**AIM OF THE TASK:** Print every line below exactly. Skip the pictures.
━━━━━ DATA TO EXAMINE
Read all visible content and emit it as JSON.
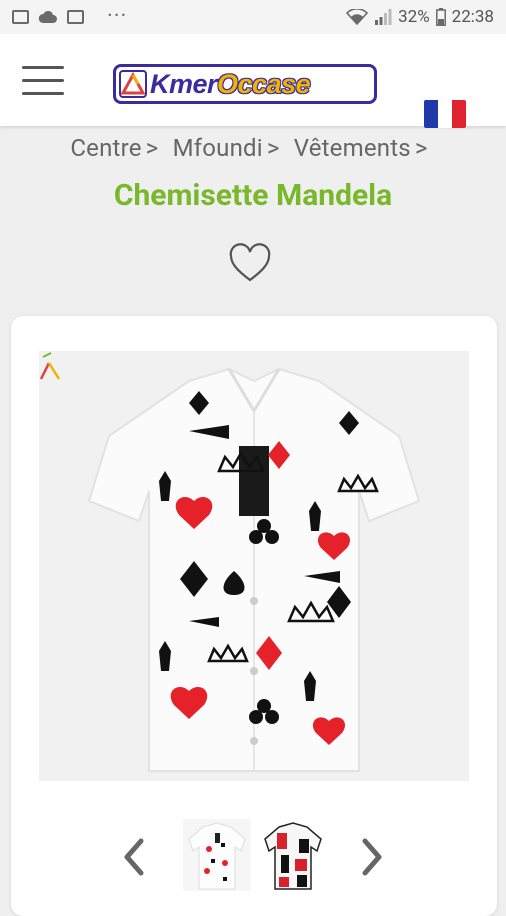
{
  "status_bar": {
    "battery": "32%",
    "time": "22:38",
    "more": "···"
  },
  "header": {
    "logo_part1": "Kmer",
    "logo_part2": "Occase"
  },
  "breadcrumb": {
    "items": [
      "Centre",
      "Mfoundi",
      "Vêtements"
    ],
    "separator": ">"
  },
  "product": {
    "title": "Chemisette Mandela"
  },
  "colors": {
    "title_green": "#79b72b",
    "logo_blue": "#3a2ca0",
    "logo_yellow": "#f2b200"
  }
}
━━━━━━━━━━
**SOLUTION TO THIS PROBLEM:**
Read all visible content and emit it as JSON.
{
  "status_bar": {
    "battery": "32%",
    "time": "22:38",
    "more": "···"
  },
  "header": {
    "logo_part1": "Kmer",
    "logo_part2": "Occase"
  },
  "breadcrumb": {
    "items": [
      "Centre",
      "Mfoundi",
      "Vêtements"
    ],
    "separator": ">"
  },
  "product": {
    "title": "Chemisette Mandela"
  },
  "colors": {
    "title_green": "#79b72b",
    "logo_blue": "#3a2ca0",
    "logo_yellow": "#f2b200"
  }
}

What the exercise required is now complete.